* _PROMPT_: Go through the entries below. Copy out every line that contains "сезона".

===== DATA TO EXAMINE =====

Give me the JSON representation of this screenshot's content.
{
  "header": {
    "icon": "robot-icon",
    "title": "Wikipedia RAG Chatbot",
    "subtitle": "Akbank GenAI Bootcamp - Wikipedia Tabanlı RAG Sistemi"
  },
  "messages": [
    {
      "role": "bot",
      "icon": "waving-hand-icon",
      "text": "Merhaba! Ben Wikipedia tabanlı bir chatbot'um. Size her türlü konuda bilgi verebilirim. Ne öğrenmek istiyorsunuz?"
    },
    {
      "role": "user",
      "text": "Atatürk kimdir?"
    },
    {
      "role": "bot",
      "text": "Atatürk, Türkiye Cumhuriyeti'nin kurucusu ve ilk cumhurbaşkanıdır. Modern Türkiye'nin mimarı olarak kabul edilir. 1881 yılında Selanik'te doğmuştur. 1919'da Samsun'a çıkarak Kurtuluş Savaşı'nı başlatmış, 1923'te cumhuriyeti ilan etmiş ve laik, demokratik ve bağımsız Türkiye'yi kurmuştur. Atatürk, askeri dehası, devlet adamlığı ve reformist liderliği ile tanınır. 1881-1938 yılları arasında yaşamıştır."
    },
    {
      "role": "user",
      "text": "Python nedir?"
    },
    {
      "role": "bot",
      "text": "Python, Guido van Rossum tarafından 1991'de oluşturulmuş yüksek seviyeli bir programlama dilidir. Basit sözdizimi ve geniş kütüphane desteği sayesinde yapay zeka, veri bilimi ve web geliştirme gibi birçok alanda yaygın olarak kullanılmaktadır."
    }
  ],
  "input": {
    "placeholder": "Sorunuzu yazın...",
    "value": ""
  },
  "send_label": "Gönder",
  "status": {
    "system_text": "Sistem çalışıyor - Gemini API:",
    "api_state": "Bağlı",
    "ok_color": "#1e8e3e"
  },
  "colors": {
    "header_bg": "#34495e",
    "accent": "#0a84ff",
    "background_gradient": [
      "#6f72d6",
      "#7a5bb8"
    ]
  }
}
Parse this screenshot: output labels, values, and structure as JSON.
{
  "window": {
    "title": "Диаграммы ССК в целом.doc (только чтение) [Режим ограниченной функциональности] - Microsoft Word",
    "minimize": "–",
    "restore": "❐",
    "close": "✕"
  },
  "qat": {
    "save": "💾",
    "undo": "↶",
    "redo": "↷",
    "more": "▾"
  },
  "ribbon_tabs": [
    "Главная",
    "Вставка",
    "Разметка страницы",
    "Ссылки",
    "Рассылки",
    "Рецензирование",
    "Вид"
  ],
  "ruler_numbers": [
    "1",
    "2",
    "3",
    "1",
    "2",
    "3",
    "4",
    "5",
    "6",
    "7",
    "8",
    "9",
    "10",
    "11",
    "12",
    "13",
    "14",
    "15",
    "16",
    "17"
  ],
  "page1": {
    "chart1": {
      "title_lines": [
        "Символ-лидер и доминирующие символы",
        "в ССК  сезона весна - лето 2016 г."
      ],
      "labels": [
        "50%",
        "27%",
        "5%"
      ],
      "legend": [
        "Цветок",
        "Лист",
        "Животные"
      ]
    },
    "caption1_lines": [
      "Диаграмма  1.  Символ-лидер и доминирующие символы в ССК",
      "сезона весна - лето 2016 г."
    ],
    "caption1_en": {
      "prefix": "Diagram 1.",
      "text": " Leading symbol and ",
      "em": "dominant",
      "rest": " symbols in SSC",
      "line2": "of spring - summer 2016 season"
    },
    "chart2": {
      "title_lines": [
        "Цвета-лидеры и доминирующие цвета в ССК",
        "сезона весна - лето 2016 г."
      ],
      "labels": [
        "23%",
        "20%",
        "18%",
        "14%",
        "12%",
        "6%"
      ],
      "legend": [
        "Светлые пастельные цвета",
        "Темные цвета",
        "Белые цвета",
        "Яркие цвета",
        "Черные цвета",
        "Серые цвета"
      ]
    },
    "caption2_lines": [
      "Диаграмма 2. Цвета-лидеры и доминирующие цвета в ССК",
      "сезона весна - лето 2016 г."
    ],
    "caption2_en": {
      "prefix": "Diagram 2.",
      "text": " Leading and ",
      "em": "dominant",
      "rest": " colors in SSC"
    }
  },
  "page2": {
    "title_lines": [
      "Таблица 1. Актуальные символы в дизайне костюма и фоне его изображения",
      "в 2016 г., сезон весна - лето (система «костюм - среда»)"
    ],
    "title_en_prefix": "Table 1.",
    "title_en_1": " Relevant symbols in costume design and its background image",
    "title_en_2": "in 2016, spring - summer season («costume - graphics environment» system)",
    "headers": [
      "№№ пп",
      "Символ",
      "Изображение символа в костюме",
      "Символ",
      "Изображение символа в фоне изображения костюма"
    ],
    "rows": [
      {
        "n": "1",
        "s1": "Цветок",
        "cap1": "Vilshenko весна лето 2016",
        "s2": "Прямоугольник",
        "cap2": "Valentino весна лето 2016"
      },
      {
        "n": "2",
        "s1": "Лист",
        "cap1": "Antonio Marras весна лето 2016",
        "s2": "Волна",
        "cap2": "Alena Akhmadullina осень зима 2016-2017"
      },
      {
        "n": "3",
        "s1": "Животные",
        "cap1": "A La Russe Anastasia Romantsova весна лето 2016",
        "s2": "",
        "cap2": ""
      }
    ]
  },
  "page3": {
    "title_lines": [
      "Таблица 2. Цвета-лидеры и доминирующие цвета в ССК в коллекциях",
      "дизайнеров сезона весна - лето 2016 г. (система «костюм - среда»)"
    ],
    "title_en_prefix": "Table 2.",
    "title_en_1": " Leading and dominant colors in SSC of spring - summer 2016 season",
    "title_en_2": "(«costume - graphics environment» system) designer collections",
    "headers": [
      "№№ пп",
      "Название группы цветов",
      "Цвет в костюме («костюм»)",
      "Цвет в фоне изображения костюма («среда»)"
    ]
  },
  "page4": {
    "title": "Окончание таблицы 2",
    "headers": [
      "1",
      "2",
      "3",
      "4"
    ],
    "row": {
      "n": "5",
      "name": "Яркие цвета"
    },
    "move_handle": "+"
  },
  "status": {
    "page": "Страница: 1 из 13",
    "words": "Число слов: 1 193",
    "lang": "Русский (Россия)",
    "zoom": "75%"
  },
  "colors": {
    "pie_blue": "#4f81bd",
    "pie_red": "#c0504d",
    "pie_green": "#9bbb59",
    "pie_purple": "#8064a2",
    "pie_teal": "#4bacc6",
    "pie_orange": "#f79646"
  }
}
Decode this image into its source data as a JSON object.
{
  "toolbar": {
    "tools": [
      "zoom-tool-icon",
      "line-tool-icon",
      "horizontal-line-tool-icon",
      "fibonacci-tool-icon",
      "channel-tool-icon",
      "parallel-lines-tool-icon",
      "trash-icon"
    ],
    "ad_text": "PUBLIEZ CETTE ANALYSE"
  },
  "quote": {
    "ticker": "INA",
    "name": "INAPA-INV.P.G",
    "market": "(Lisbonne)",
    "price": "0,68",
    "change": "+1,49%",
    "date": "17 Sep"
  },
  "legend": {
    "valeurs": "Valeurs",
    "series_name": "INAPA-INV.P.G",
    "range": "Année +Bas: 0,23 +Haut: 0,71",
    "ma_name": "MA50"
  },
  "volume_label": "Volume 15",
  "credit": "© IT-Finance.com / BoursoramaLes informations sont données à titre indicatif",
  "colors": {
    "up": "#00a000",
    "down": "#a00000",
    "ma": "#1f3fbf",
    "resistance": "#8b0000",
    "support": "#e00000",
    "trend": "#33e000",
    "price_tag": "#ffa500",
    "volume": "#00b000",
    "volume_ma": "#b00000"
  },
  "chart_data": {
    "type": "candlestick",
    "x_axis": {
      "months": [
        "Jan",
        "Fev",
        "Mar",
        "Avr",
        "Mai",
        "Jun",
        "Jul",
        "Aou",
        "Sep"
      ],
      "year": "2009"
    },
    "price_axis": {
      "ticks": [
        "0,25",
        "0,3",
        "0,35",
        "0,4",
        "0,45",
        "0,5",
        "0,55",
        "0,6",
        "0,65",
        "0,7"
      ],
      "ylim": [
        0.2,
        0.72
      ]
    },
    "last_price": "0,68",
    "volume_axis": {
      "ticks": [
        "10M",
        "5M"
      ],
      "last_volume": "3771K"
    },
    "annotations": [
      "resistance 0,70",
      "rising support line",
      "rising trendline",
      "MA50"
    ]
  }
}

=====

* _REPLY_:
        "в ССК  сезона весна - лето 2016 г."
      "сезона весна - лето 2016 г."
        "сезона весна - лето 2016 г."
      "сезона весна - лето 2016 г."
      "дизайнеров сезона весна - лето 2016 г. (система «костюм - среда»)"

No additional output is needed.